Child sitting on a therapy ball

Occupational therapists enable people of all ages to carry out everyday activities which are essential for health and wellbeing by providing treatment, support, care and or environmental adaptations.

Occupational therapists may help people on the autism spectrum to carry out activities such as feeding or dressing themselves, engaging in social interactions, completing school activities, working or playing.

Occupational therapists may use a wide range of different interventions, techniques and tools. For example they may show individuals how to hold utensils so that they can feed themselves, they may create games which help individuals to socialise with other people or they may teach individuals to respond more appropriately to sensory information.
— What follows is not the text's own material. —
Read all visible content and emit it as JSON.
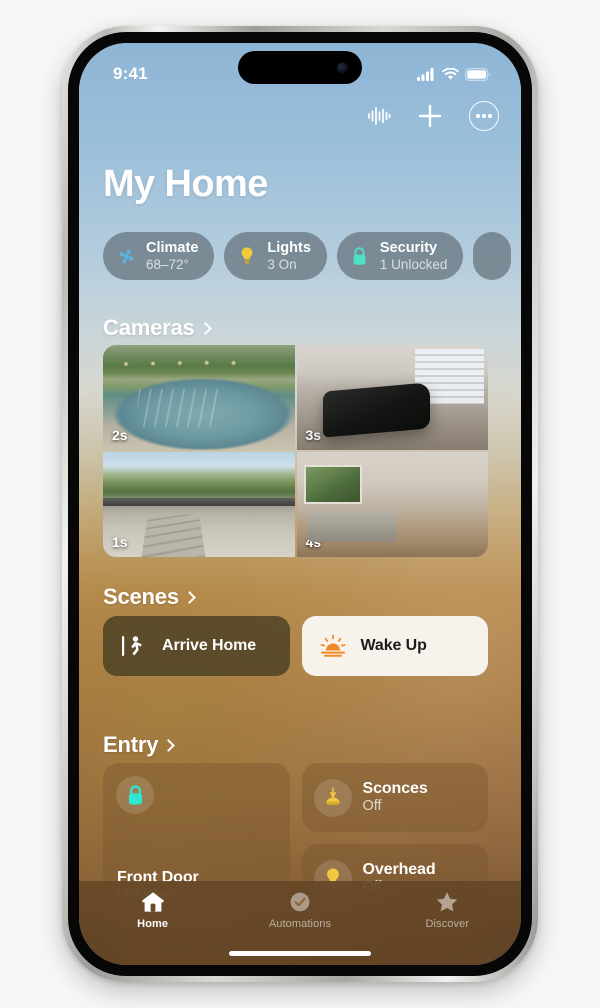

Occupational therapists usually work as part of a multi-disciplinary team with other health care/education providers (such as speech and language therapists, physiotherapists, psychologists, teachers and parents) to provide a package of care designed to meet the needs of the individual.

Our Opinion

The evidence base for the diverse interventions, techniques and tools used by different occupational therapists varies enormously. For example, there is some high quality evidence to suggest that some multi-component programmes which include elements of occupational therapy may provide some benefits to some people on the autism spectrum. However there is currently insufficient high quality evidence to determine if specific techniques provide any long-term benefits to people on the autism spectrum. Because of this, we do not believe it is possible to provide a ranking for occupational therapy as a whole.

However we believe that occupational therapy may help some individuals on the autism spectrum, especially when it is provided as one element of a combined, multi-component programme delivered by a multi-disciplinary team, and when that multi-component programme is personalised to the needs of the individual.

Disclaimer

Please read our Disclaimer on Autism Interventions


Updated
31 Oct 2017
Last Review
01 Dec 2016
Next Review
01 Dec 2019